Stored dataset items:
##########

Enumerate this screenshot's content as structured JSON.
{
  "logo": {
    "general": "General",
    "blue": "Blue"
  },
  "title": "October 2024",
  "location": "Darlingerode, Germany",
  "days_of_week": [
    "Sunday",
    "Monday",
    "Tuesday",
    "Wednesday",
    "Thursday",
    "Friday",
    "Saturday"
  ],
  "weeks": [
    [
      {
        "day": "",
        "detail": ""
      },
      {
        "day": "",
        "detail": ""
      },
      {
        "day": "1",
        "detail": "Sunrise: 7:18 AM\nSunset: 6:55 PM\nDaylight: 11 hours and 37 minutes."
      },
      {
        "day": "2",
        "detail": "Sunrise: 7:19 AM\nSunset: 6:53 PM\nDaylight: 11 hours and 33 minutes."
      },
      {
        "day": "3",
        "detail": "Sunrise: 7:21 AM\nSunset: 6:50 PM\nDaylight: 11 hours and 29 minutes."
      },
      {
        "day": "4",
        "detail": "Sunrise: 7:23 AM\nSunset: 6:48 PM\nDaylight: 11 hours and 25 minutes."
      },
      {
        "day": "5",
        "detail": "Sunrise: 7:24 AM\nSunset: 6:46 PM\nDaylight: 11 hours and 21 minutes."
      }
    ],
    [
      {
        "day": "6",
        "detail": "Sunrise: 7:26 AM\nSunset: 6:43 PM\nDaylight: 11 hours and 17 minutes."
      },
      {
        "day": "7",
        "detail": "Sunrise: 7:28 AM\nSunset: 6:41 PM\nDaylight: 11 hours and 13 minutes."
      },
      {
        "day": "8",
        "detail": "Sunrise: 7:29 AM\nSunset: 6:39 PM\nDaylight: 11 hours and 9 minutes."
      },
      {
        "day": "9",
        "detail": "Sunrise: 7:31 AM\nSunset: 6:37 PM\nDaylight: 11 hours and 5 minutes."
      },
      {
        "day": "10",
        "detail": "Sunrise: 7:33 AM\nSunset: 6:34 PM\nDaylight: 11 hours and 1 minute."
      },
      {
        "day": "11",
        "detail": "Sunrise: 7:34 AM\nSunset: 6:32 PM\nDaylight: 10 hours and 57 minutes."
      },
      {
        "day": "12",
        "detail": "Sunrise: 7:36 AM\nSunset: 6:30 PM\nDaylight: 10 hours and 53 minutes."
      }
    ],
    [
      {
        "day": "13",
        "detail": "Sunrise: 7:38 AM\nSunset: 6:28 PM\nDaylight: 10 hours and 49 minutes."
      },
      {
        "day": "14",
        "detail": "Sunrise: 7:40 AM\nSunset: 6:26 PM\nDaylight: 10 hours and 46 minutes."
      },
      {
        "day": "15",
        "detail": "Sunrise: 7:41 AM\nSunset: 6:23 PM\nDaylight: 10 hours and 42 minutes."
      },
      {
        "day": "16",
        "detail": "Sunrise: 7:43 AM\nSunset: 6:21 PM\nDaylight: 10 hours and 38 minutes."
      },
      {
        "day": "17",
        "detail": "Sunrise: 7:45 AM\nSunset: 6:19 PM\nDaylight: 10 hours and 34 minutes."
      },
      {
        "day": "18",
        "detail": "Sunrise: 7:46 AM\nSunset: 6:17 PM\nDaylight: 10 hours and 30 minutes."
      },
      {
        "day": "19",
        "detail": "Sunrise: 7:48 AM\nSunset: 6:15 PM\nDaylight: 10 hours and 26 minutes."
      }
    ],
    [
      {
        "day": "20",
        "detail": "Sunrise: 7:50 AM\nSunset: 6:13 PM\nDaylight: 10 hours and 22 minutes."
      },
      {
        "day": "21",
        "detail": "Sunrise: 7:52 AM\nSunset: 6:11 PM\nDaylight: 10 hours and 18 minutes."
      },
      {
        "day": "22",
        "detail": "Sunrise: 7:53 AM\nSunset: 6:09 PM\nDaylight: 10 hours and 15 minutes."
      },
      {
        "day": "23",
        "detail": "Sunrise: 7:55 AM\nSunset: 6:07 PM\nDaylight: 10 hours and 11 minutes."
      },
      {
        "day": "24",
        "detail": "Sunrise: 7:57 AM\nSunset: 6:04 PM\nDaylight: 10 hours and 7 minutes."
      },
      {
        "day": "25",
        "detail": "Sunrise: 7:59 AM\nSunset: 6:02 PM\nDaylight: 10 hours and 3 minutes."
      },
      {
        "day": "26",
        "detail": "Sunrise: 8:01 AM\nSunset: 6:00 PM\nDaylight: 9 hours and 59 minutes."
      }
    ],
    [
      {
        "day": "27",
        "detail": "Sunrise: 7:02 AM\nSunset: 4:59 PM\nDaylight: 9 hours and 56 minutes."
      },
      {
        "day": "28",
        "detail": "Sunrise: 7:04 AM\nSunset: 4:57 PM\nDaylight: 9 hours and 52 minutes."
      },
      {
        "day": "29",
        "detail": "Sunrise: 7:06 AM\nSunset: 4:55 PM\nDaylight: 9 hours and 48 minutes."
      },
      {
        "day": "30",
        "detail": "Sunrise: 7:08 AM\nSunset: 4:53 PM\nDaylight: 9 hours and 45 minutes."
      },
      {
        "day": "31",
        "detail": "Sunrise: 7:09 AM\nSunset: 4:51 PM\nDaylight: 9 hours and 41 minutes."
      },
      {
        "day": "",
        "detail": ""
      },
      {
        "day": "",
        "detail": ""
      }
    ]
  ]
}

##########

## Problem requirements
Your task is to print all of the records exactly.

## Output
Enumerate this screenshot's content as structured JSON.
{
  "logo": {
    "general": "General",
    "blue": "Blue"
  },
  "title": "October 2024",
  "location": "Darlingerode, Germany",
  "days_of_week": [
    "Sunday",
    "Monday",
    "Tuesday",
    "Wednesday",
    "Thursday",
    "Friday",
    "Saturday"
  ],
  "weeks": [
    [
      {
        "day": "",
        "detail": ""
      },
      {
        "day": "",
        "detail": ""
      },
      {
        "day": "1",
        "detail": "Sunrise: 7:18 AM\nSunset: 6:55 PM\nDaylight: 11 hours and 37 minutes."
      },
      {
        "day": "2",
        "detail": "Sunrise: 7:19 AM\nSunset: 6:53 PM\nDaylight: 11 hours and 33 minutes."
      },
      {
        "day": "3",
        "detail": "Sunrise: 7:21 AM\nSunset: 6:50 PM\nDaylight: 11 hours and 29 minutes."
      },
      {
        "day": "4",
        "detail": "Sunrise: 7:23 AM\nSunset: 6:48 PM\nDaylight: 11 hours and 25 minutes."
      },
      {
        "day": "5",
        "detail": "Sunrise: 7:24 AM\nSunset: 6:46 PM\nDaylight: 11 hours and 21 minutes."
      }
    ],
    [
      {
        "day": "6",
        "detail": "Sunrise: 7:26 AM\nSunset: 6:43 PM\nDaylight: 11 hours and 17 minutes."
      },
      {
        "day": "7",
        "detail": "Sunrise: 7:28 AM\nSunset: 6:41 PM\nDaylight: 11 hours and 13 minutes."
      },
      {
        "day": "8",
        "detail": "Sunrise: 7:29 AM\nSunset: 6:39 PM\nDaylight: 11 hours and 9 minutes."
      },
      {
        "day": "9",
        "detail": "Sunrise: 7:31 AM\nSunset: 6:37 PM\nDaylight: 11 hours and 5 minutes."
      },
      {
        "day": "10",
        "detail": "Sunrise: 7:33 AM\nSunset: 6:34 PM\nDaylight: 11 hours and 1 minute."
      },
      {
        "day": "11",
        "detail": "Sunrise: 7:34 AM\nSunset: 6:32 PM\nDaylight: 10 hours and 57 minutes."
      },
      {
        "day": "12",
        "detail": "Sunrise: 7:36 AM\nSunset: 6:30 PM\nDaylight: 10 hours and 53 minutes."
      }
    ],
    [
      {
        "day": "13",
        "detail": "Sunrise: 7:38 AM\nSunset: 6:28 PM\nDaylight: 10 hours and 49 minutes."
      },
      {
        "day": "14",
        "detail": "Sunrise: 7:40 AM\nSunset: 6:26 PM\nDaylight: 10 hours and 46 minutes."
      },
      {
        "day": "15",
        "detail": "Sunrise: 7:41 AM\nSunset: 6:23 PM\nDaylight: 10 hours and 42 minutes."
      },
      {
        "day": "16",
        "detail": "Sunrise: 7:43 AM\nSunset: 6:21 PM\nDaylight: 10 hours and 38 minutes."
      },
      {
        "day": "17",
        "detail": "Sunrise: 7:45 AM\nSunset: 6:19 PM\nDaylight: 10 hours and 34 minutes."
      },
      {
        "day": "18",
        "detail": "Sunrise: 7:46 AM\nSunset: 6:17 PM\nDaylight: 10 hours and 30 minutes."
      },
      {
        "day": "19",
        "detail": "Sunrise: 7:48 AM\nSunset: 6:15 PM\nDaylight: 10 hours and 26 minutes."
      }
    ],
    [
      {
        "day": "20",
        "detail": "Sunrise: 7:50 AM\nSunset: 6:13 PM\nDaylight: 10 hours and 22 minutes."
      },
      {
        "day": "21",
        "detail": "Sunrise: 7:52 AM\nSunset: 6:11 PM\nDaylight: 10 hours and 18 minutes."
      },
      {
        "day": "22",
        "detail": "Sunrise: 7:53 AM\nSunset: 6:09 PM\nDaylight: 10 hours and 15 minutes."
      },
      {
        "day": "23",
        "detail": "Sunrise: 7:55 AM\nSunset: 6:07 PM\nDaylight: 10 hours and 11 minutes."
      },
      {
        "day": "24",
        "detail": "Sunrise: 7:57 AM\nSunset: 6:04 PM\nDaylight: 10 hours and 7 minutes."
      },
      {
        "day": "25",
        "detail": "Sunrise: 7:59 AM\nSunset: 6:02 PM\nDaylight: 10 hours and 3 minutes."
      },
      {
        "day": "26",
        "detail": "Sunrise: 8:01 AM\nSunset: 6:00 PM\nDaylight: 9 hours and 59 minutes."
      }
    ],
    [
      {
        "day": "27",
        "detail": "Sunrise: 7:02 AM\nSunset: 4:59 PM\nDaylight: 9 hours and 56 minutes."
      },
      {
        "day": "28",
        "detail": "Sunrise: 7:04 AM\nSunset: 4:57 PM\nDaylight: 9 hours and 52 minutes."
      },
      {
        "day": "29",
        "detail": "Sunrise: 7:06 AM\nSunset: 4:55 PM\nDaylight: 9 hours and 48 minutes."
      },
      {
        "day": "30",
        "detail": "Sunrise: 7:08 AM\nSunset: 4:53 PM\nDaylight: 9 hours and 45 minutes."
      },
      {
        "day": "31",
        "detail": "Sunrise: 7:09 AM\nSunset: 4:51 PM\nDaylight: 9 hours and 41 minutes."
      },
      {
        "day": "",
        "detail": ""
      },
      {
        "day": "",
        "detail": ""
      }
    ]
  ]
}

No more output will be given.